General counsel gaining prominence, earning more
The role of general counsel is becoming increasingly important for corporates and that means greater financial rewards.
A survey of GCs in the US by global legal recruiter Major, Lindsey & Africa found that between 2015 and 2016 general counsel compensation increased by 9.6%.
The gains were not salary, which only increased 1.3%, but bonuses which rose 38% over the year.
“These increases in compensation point directly to the GC’s growing sphere of influence, reaching beyond legal functions into other matters of business,” said Mike Sachs, Partner in Major, Lindsey & Africa’s In-House Practice Group. “Rather than simply overseeing the legal department, GCs have become an integral partner to the C-Suite. As a result, their compensation is reflecting their new roles as strategic decision makers and trusted advisors to the CEO.”

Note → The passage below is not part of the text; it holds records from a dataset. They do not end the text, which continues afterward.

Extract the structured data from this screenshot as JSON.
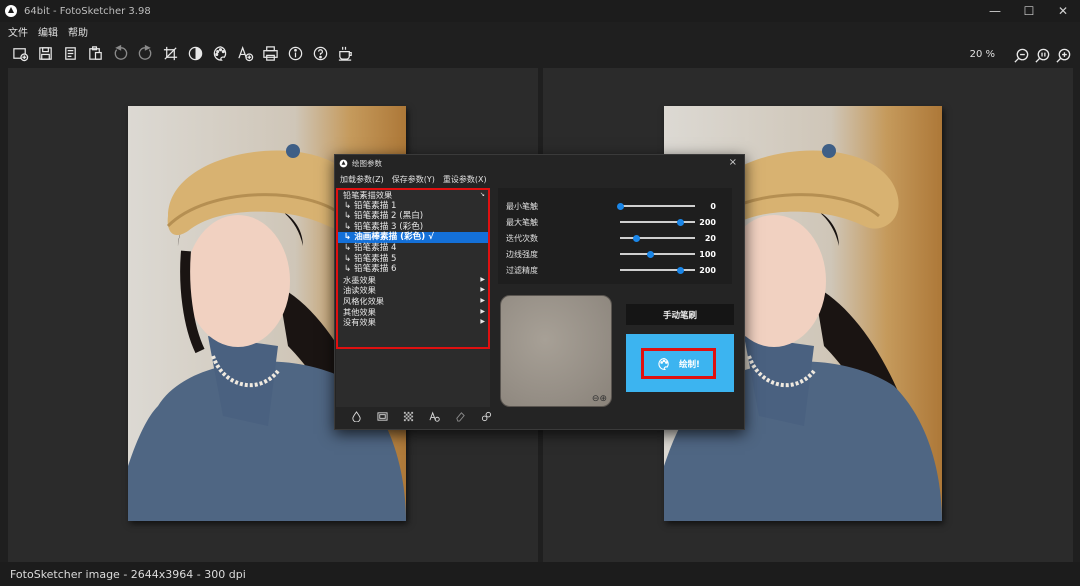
{
  "window": {
    "title": "64bit - FotoSketcher 3.98",
    "minimize_icon": "minimize-icon",
    "maximize_icon": "maximize-icon",
    "close_icon": "close-icon"
  },
  "menu": [
    "文件",
    "编辑",
    "帮助"
  ],
  "toolbar": {
    "icons": [
      "open-image-icon",
      "save-icon",
      "copy-icon",
      "paste-icon",
      "undo-icon",
      "redo-icon",
      "crop-icon",
      "contrast-icon",
      "palette-icon",
      "add-text-icon",
      "print-icon",
      "info-icon",
      "help-icon",
      "coffee-icon"
    ],
    "zoom_level": "20 %",
    "zoom_icons": [
      "zoom-out-icon",
      "zoom-reset-icon",
      "zoom-in-icon"
    ]
  },
  "status": {
    "text": "FotoSketcher image - 2644x3964 - 300 dpi"
  },
  "dialog": {
    "title": "绘图参数",
    "close": "×",
    "menu": [
      "加载参数(Z)",
      "保存参数(Y)",
      "重设参数(X)"
    ],
    "effects": {
      "group_header": "铅笔素描效果",
      "items": [
        "铅笔素描 1",
        "铅笔素描 2 (黑白)",
        "铅笔素描 3 (彩色)",
        "油画棒素描 (彩色) √",
        "铅笔素描 4",
        "铅笔素描 5",
        "铅笔素描 6"
      ],
      "selected_index": 3,
      "groups": [
        "水墨效果",
        "油读效果",
        "风格化效果",
        "其他效果",
        "没有效果"
      ]
    },
    "bottom_icons": [
      "water-drop-icon",
      "frame-icon",
      "texture-icon",
      "text-effect-icon",
      "eraser-icon",
      "link-icon"
    ],
    "params": [
      {
        "label": "最小笔触",
        "value": "0",
        "level": 0.0
      },
      {
        "label": "最大笔触",
        "value": "200",
        "level": 0.8
      },
      {
        "label": "迭代次数",
        "value": "20",
        "level": 0.22
      },
      {
        "label": "边线强度",
        "value": "100",
        "level": 0.4
      },
      {
        "label": "过滤精度",
        "value": "200",
        "level": 0.8
      }
    ],
    "preview_zoom_icon": "preview-zoom-icon",
    "manual_button": "手动笔刷",
    "draw_button": "绘制!",
    "colors": {
      "accent": "#1470d8",
      "draw_bg": "#3cb4f0",
      "highlight": "#e01010"
    }
  }
}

Average GC compensation ranged from U$403,000 to $520,000 (AU$530-684K) depending on location with the Northeast including New York and Boston paying the most.
The study also reveals the gender pay gap with male GCs earning 6.3% more as a base salary and 31% more in bonuses than their female counterparts. The number of women surveyed was 42 compared to 126 men, which skews the data to some degree.
“In some cases, female GCs may assess themselves more critically than their male counterparts assess themselves, and thus rank their performance lower on various metrics that determine their bonus,” said Andrea Bricca, Partner in Major, Lindsey & Africa’s In-House Practice Group. “In other cases, we find that male GCs are more willing to work for companies with higher risks and higher rewards, such as technology startups. These factors could account for a few reasons why we’re seeing a large disparity in bonus amounts between the genders.”
New PNG partner for Allens
The Papua New Guinea practice of Allens has a new partner following the promotion of Sarah Kuman.
She makes partner after 15 years with the firm having started in the Port Moresby office as a clerk in 2002. She is a commercial lawyer specialising in resources, energy and infrastructure.
'We are delighted to be welcoming Sarah as a partner of our Papua New Guinea practice. Sarah is an outstanding practitioner who combines her technical expertise with great client relationships and a passion for the progression of women in Papua New Guinea,' said Managing Partner, Richard Spurio.
Kuman was involved in the establishment of the Papua New Guinea Women Lawyers Association.
Canadian regulator says no to capping contingency fees
The issue of contingency fees remains a hot topic not just in Australia but in other jurisdictions as litigation funding becomes more common.
The Law Society of Upper Canada, which regulates legal professionals in Ontario, has been considering how the fees should be regulated but has ruled out a cap.
Contingency fees have been allowed in Ontario since 2002 and the Society believes that they are in the public interest but also acknowledges that there must be consumer protections.
"The existence of contingency fees is critical in opening the doors to justice for all Ontarians, no matter your financial situation," says Malcolm Mercer, Chair of the Law Society's Advertising and Fee Arrangements Issues Working Group. "The recommendations transform the way contingency fees work, providing equal access to justice for all individuals, regardless of their ability to pay, while increasing clarity and visibility, and consumer protection."
The recommendations being considered are:
- The introduction of a mandatory standard contingency fee agreement;
- A 'Know Your Rights' guide for the public;
- Disclosure requirements on completion of an agreement;
- Requirement for legal professionals to publically disclose the maximum contingency fee percentage they charge by practice area; and
- New reporting information required on licensees' (lawyers and paralegals) annual reports to the Law Society.
The Society says that a cap on fees is not in the public interest as it would restrict access to legal services.
“When looking at the issue of caps, we were concerned that the unintended consequence would deny some victims benefits and reduce claims in more modest cases," says Mercer.